Second time around the difference is that I now play for fun, not for any financial incentives. But, as much as I love the act of making music, there's not much point unless you are being heard.

I've built up respectable online followings on Soundcloud and YouTube. I've got some of the most listened to jazz tracks on the planet (a couple at 150K plays) which should put me on top of the jazz charts! What's that worth? Not much! At time of writing I have just hit two million plays (spread roughly 1/2 on each platform). Update: I hit 1 million plays on Soundcloud in 2020 - but I'm still not happy!

Me, these days, with my classic Ovation Breadwinner guitar
Me, these days, with my classic Ovation Breadwinner guitar

I am passionate about innovation. Why? The music WILL DIE if it does not evolve. Music will not evolve unless change is embraced, new talent and experimentation is encouraged. Just look at the stagnation of the traditional channels; national radio airplay is still controlled by music industry executives who play safe and pump out sheer pap. Innovation is discouraged. It's not just music, look at the movie industry; how many comic book hero movies with the exact same plot can we watch before we cry... "ENOUGH!" (I wrote that in 2016 but they're still going!)

Soundcloud, YouTube and Spotify are the new platforms for musicians to get heard - or not! There is too much noise for independents to make an impact (YouTube gets 200 hours of content uploaded every minute). How do you get noticed? Well, you're reading this so it is possible.

Sadly we have lost so many great jazz musicians; Jaco Pastorius, Miles Davis, Joe Zawinul, and Walter Becker to name a few.

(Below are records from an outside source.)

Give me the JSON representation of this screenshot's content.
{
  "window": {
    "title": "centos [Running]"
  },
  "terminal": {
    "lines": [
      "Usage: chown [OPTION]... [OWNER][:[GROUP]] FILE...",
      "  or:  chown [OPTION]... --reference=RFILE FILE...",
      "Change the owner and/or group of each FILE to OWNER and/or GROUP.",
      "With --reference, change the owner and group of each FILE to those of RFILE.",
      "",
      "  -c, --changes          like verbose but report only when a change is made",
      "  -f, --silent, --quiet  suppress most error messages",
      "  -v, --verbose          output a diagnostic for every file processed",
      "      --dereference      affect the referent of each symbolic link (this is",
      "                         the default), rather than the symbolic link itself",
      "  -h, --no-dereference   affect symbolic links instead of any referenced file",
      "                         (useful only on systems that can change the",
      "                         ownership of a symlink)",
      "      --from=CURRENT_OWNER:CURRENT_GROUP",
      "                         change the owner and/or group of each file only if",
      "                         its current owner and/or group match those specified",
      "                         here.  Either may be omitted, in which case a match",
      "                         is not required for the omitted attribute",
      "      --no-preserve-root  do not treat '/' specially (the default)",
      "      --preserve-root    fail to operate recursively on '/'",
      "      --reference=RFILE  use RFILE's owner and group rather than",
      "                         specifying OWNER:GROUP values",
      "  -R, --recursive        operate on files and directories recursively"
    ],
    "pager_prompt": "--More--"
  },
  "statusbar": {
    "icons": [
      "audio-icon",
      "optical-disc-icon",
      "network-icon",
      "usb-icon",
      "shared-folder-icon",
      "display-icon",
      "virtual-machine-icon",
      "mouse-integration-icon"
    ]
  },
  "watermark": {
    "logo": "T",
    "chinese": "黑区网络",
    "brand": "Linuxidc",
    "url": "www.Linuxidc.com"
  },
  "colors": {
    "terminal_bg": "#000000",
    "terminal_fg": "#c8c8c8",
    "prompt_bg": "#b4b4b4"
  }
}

As well as my original stuff I play modern arrangements by those great acts that influenced me. I hope I'm keeping the music alive because the bottom line is always the music.

As Jimi Hendrix once said...

I'm gonna wave my freak flag high...